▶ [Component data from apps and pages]
....
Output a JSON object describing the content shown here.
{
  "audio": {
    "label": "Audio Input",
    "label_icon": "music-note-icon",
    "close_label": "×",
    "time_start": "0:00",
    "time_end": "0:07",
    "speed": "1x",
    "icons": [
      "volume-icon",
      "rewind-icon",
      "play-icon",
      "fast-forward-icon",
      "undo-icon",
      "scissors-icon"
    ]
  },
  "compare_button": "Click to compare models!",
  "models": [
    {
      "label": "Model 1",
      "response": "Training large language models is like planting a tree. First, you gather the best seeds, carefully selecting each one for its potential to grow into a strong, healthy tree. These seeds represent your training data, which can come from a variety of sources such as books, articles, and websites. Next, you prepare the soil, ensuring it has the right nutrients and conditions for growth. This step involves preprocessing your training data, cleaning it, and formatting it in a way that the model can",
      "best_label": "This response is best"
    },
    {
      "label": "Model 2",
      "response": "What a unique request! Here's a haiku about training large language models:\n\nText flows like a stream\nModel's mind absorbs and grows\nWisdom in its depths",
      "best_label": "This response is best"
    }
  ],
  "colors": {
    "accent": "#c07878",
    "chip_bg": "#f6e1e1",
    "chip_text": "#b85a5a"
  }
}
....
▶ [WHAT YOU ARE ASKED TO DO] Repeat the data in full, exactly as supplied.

▶ [WRITTEN RESPONSE]
Output a JSON object describing the content shown here.
{
  "audio": {
    "label": "Audio Input",
    "label_icon": "music-note-icon",
    "close_label": "×",
    "time_start": "0:00",
    "time_end": "0:07",
    "speed": "1x",
    "icons": [
      "volume-icon",
      "rewind-icon",
      "play-icon",
      "fast-forward-icon",
      "undo-icon",
      "scissors-icon"
    ]
  },
  "compare_button": "Click to compare models!",
  "models": [
    {
      "label": "Model 1",
      "response": "Training large language models is like planting a tree. First, you gather the best seeds, carefully selecting each one for its potential to grow into a strong, healthy tree. These seeds represent your training data, which can come from a variety of sources such as books, articles, and websites. Next, you prepare the soil, ensuring it has the right nutrients and conditions for growth. This step involves preprocessing your training data, cleaning it, and formatting it in a way that the model can",
      "best_label": "This response is best"
    },
    {
      "label": "Model 2",
      "response": "What a unique request! Here's a haiku about training large language models:\n\nText flows like a stream\nModel's mind absorbs and grows\nWisdom in its depths",
      "best_label": "This response is best"
    }
  ],
  "colors": {
    "accent": "#c07878",
    "chip_bg": "#f6e1e1",
    "chip_text": "#b85a5a"
  }
}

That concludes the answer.